During World War II, Glynn, with her mother and sister were evacuated from Alice Springs to Melbourne, then were returned to Alice Springs in 1949, when she was 10 years old, and they lived at St Mary's Hostel and she attended Alice Springs High School. After leaving school, Freda worked in a photographic studio in the darkroom; she was one of the first Aboriginal girls in Alice Springs to get a job other than as a domestic or cleaner. In 1977, after gaining a community development qualification from the South Australian Institute of Technology, she got a job as a community development adviser for the Department of Aboriginal Affairs, then in 1980 Glynn joined John Macumba and Philip Batty to make The Aboriginal Half Hour, the first Aboriginal radio program in the Northern Territory, and the start of CAAMA. In 1981 Macumba resigned as the director of CAAMA and was replaced by Freda, with Philip Batty as the deputy director; they worked together from 1981-1991.
Freda is the matriarch of a film making family and two of her children, Erica Glynn and Warwick Thornton are both successful film makers. Her granddaughter, Tanith Glynn-Maloney, produced her mother Erica Glynn's 2019 film, She Who Must Be Loved, about her grandmother.
Freda's interview is taken from excerpts from interviews with her (and Philip Batty) by Erica Glynn, in She Who Must Be Loved - Erica's 2019 film about her mother.
‘We were going to make our mob proud of themselves……’ (interview with full transcript & links)
'It was Johnny Macumba’s idea…'
'And we were going to look after our mob…'
'And that’s when I really learned how to fight…'
'It was wonderful at the time…I was doing it…'
Freda was interviewed for the film with Philip Batty, at CAAMA in Alice Springs.
There’s so much magic in that satellite – there’s so much you could do. And it’s never been used for what it was set up for.

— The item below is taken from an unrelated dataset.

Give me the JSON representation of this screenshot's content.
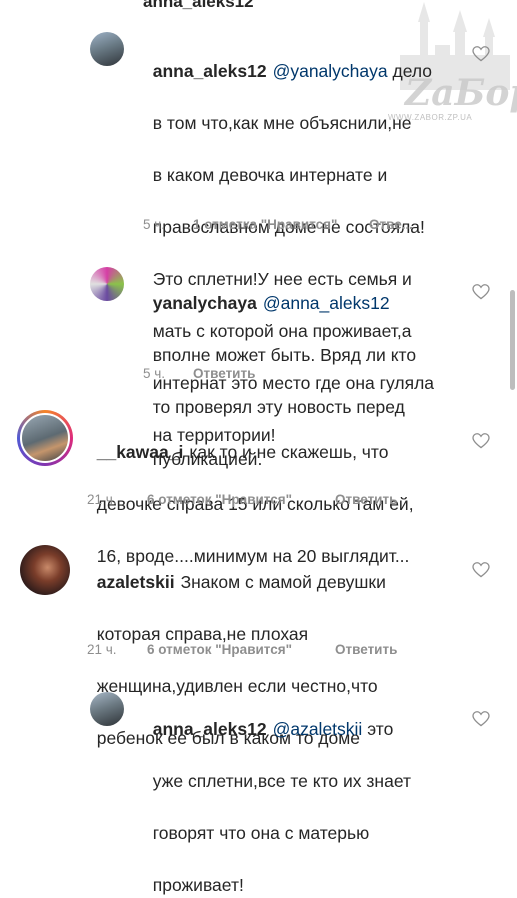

CAAMA started in 1980, so that we could put radio broadcasts into the local stations. From there it’s been ‘go’ ever since. [see Songlines to Satellites, pp31-13]
When we first started, there wasn’t any radio programmes especially done by Aboriginal people for Aboriginal people. Historically doing the first thing was having Aboriginal language programmes on a local commercial station for half an hour a week.
Throughout Central Australia, Northern Australia and certainly in the Western Desert areas we broadcast, usually people’s first language is an Aboriginal language, and broadcasting in languages sort of overrides the complication of English. It became obvious at a very early stage that people wanted videos, and our first attempt with videos was a magazine once a month. We used to send them out to all the communities and they used to play them to death, until the colours had gone out of them…
At least what we’ve done is we’ve got ABC to do Aboriginal programming.
At the hearing we said we were going to do 8 hours a week, but there’s certainly no way in the world that we could possibly do that, with the finances that we are able to generate from the service.
Well I think that BRACS certainly is a good idea. The way that I saw them doing it, as being gatekeepers to the media that’s coming into their communities, and allowing them to switch into the programmes they thought most beneficial to the community, as well as being able to put their own little news service on daily, or what the children were doing at school that day, or what community meetings were happening, happened that day.